Researchers Believe That Originality Turns Out to Be Essential for The Kids in All Fields of Life, especially in a Time of Distress
Last week, a student waited for me after the class just to ask one thing ‘Do I have a unique mind?’ The question was spontaneous, which made me pause for a moment before replying to her question. I gently asked, ‘Dear, what made you ask this question?’ She replied, ‘Sir, I think I am a good student,” she explains thoughtfully, rolling her eyes, ‘but do I have the kind of mind where I can come up with a new and unique thought? Maybe I’m intended to be one of those people who spend their lives listening to what other creative people say.’ I smiled and replied, ‘Not need to worry, dear. Everybody feels that way. Even I sometimes feel that my thoughts are the copied ones, and that is okay. It doesn’t mean that I have a lesser value than any other human being on this earth.’ She smiled back convincingly, and after a bit of talk, we left our Zoom meeting. But this conversation left me with a question, does originality really matter when valuing ourselves or others?
American Psychologist, Adam Grant, discuss in his book Originals: How Non-Conformists Move the World that “originals”: thinkers are the ones who dream up new ideas and take action to put them into the world. He believes that “The greatest originals are the ones who fail the most, because they’re the ones who try the most, and therefore you need a lot of bad ideas to get a few good ones.” But does it mean that to be ‘Original’, you’re now hiring a ‘Life Coach’ who will teach you ‘Creativity’? You can’t teach someone creativity or be unique. No one can sit down and say, ‘Okay, I’ll be visionary, innovative, and original from now onwards. Although anyone can sit down and say, ‘Now I’ll do something unusual and daring.’ Can these people coin themselves as originals?
Gina Barreca, PhD, an author and BOT at UConn, believes that originality turns out to be essential in all fields, not only ones regarded as artistic. What we need to do is recognize and cultivate, not seize, and subjugate creativity. We can’t capture it. But we can admire it and feed it. Therefore, the role of teachers and parents become more important to encourage the kids to think original by taking risks and embrace their curiosity. In one of the TED videos, Grant talks about parents should create spaces and cultures of originality to breed new ideas in their kids. One of the biggest mistakes that many parents make is they spend all their time enforcing rules, and they are guilty of this. But the sad thing about rules is that they don’t teach kids to think for themselves. Kids will eventually try to figure out how they can avoid taking risks altogether or take risks to avoid punishment.
What can be done for the kids to think Original?
Grants believe that if parents follow these practices, they can lead adolescents to think out of the box.
- Let your kids procrastinate. Let them decide when to think and when to procrastinate.
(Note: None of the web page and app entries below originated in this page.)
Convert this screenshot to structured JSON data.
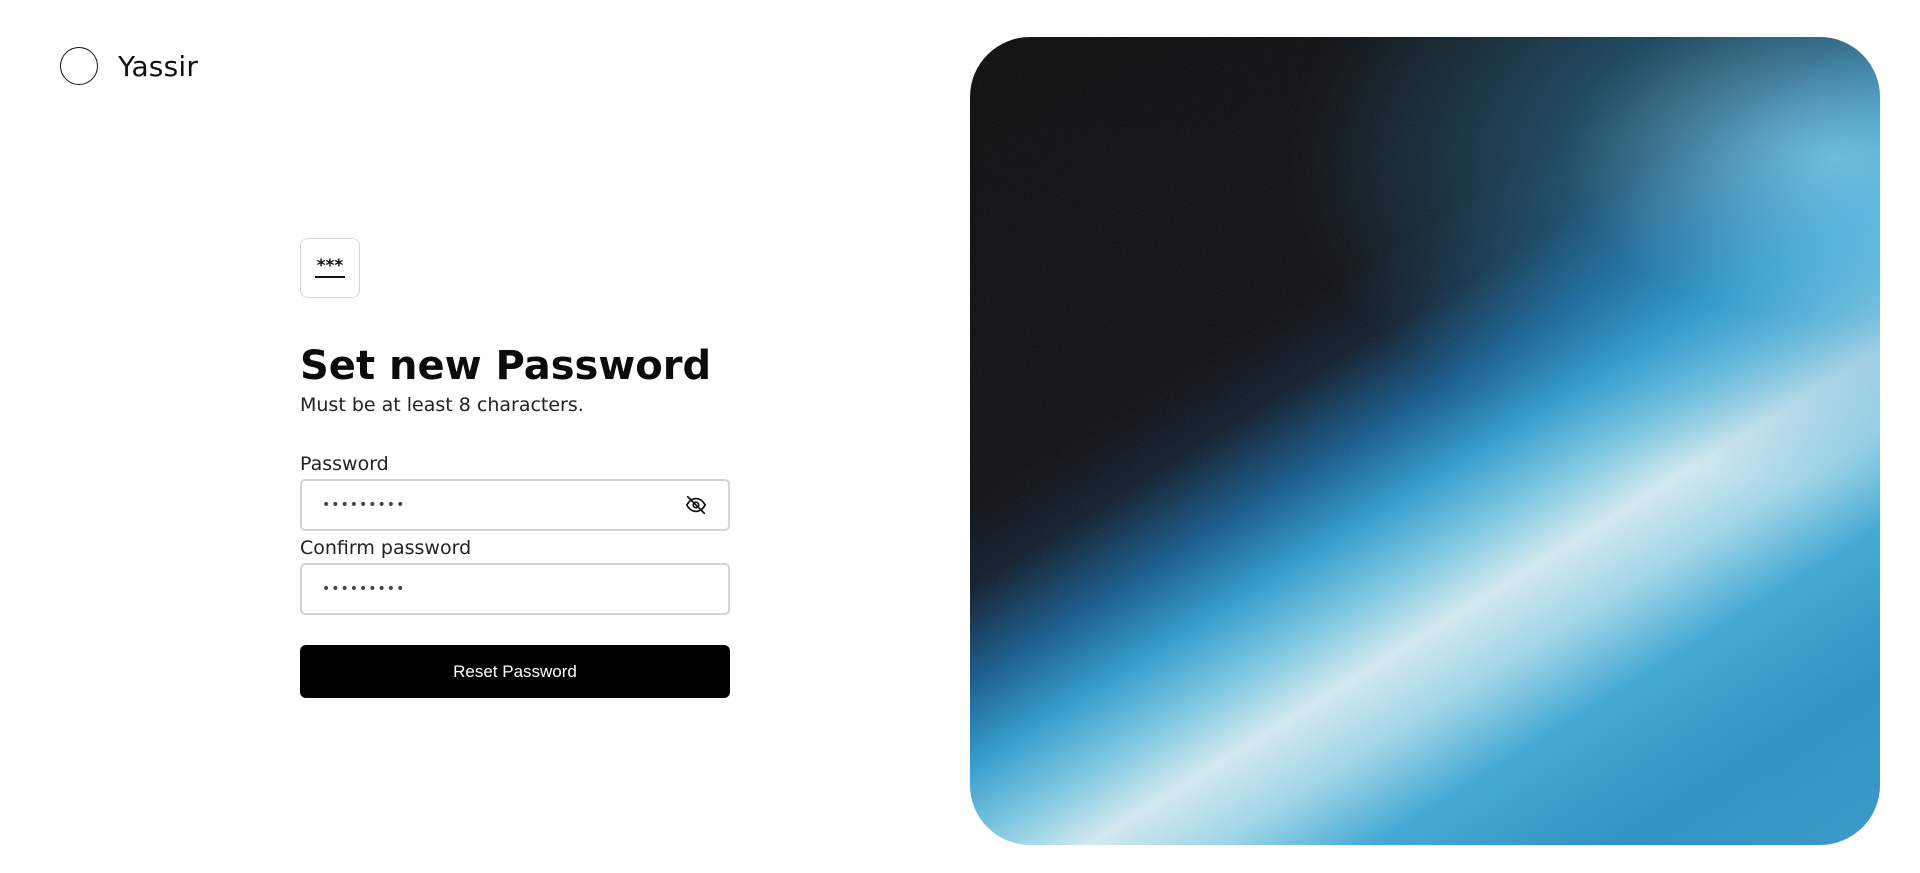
{
  "brand": {
    "name": "Yassir"
  },
  "form": {
    "icon": "password-asterisks-icon",
    "icon_glyph": "***",
    "title": "Set new Password",
    "subtitle": "Must be at least 8 characters.",
    "password": {
      "label": "Password",
      "value": "•••••••••",
      "toggle_icon": "eye-off-icon"
    },
    "confirm_password": {
      "label": "Confirm password",
      "value": "•••••••••"
    },
    "submit_label": "Reset Password"
  },
  "hero": {
    "colors": {
      "dark": "#0b0b0c",
      "blue": "#2a8fc4",
      "light": "#d5ecf3"
    }
  }
}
- Let them feel fear, only then they can face the realities and change them later.
- Let them experience their bad ideas. Let them try and learn from them.
- Let them speak of their mind first before feeding your own thoughts in their minds.
- Let them do their own chores, and it doesn’t mean you offer them rewards in return. Tell them that’s how humans connect with their core values. Now figure out what core value you connect by doing your own chores by yourself.
- Let them know the ‘Bigger Picture’ of completing any work. The big picture of doing your own chores is not having a neat and clean house. Instead, the big picture is how to respect people and non-living things because they belong to us.
It is a great way to nurture original thinking in kids by taking responsibility for their own actions. Being original or having original thought is not that something cannot be seen or experienced before. It simply means that this has actually been seen before but was never imagined in that outfit.